This was effective because cowpox and smallpox viruses were so similar that the specific antibodies that cowpox produced were also effective at neutralizing small pox.
Eventually, many vaccines used either dead or weakened strains of the actual virus and found that with the right additives they could effectively produce an adaptive immune response without the host having to go through the risk of the actual sickness. And thus, in developed parts of the world, many of these illnesses that caused great injury and death have mostly been eradicated. But it hasn’t been exactly a perfect road. I won’t get too deep except to say that you should look up what happened with the polio vaccine sometime just for a bit of interesting knowledge. Oops. Yep, just like with anything in life, vaccines are not risk free.
Along with some of the best inventions, there has been great cost. Think about the invention of the car and how it forever transformed the way we move. Yet auto accidents remain one of the highest causes of death. Antibiotics, of which the discovery was by pure accident (another fun story to look up) have saved countless numbers of people from early death, yet they have also caused some death by giving rise to antibiotic resistant bacteria.
So when I talk about risks with shots for Covid, it doesn’t mean that I am against the shot. It means I believe in people making informed decisions taking the risks and benefits into account. That is not at all what is happening with these shots and as a result, people are no longer trusting in people and institutions that have had much of the public’s trust for years.
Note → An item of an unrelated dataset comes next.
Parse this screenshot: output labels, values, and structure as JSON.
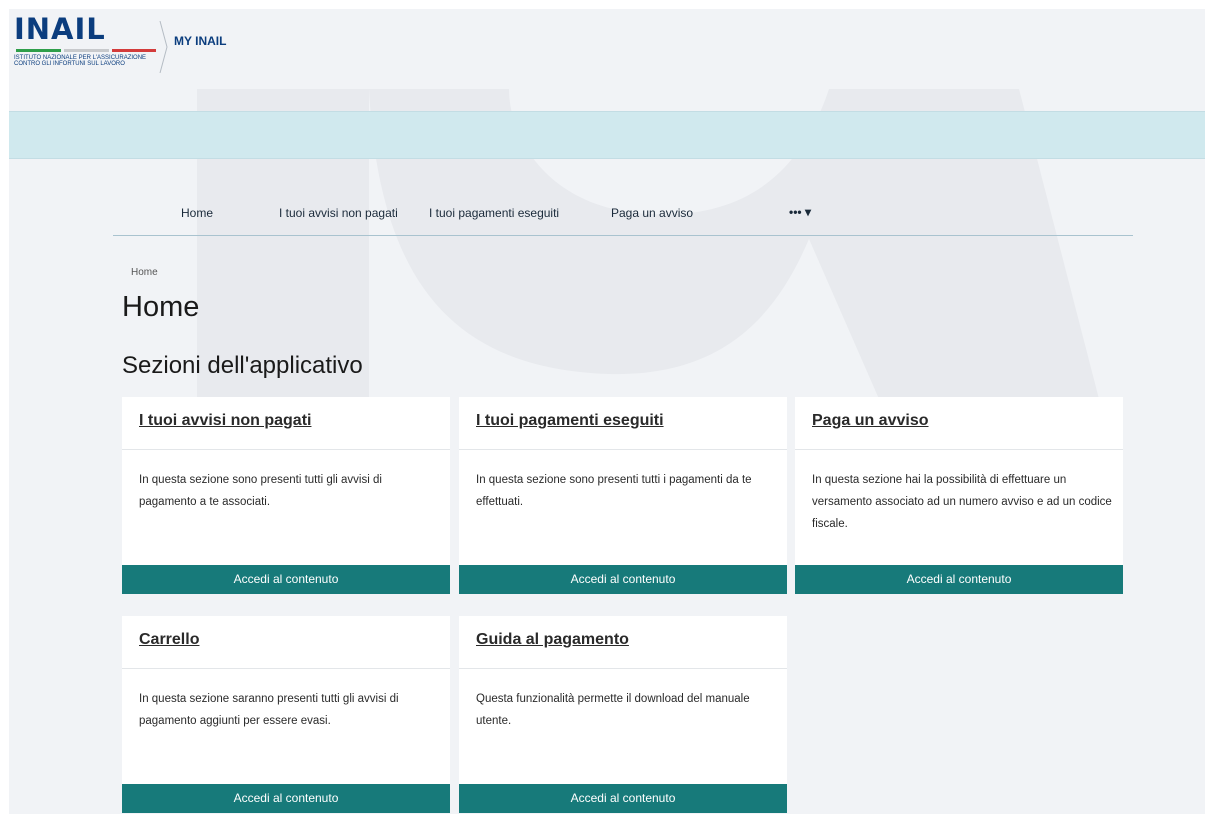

So why is this Covid shot different from other shots? I’ll get into that more next.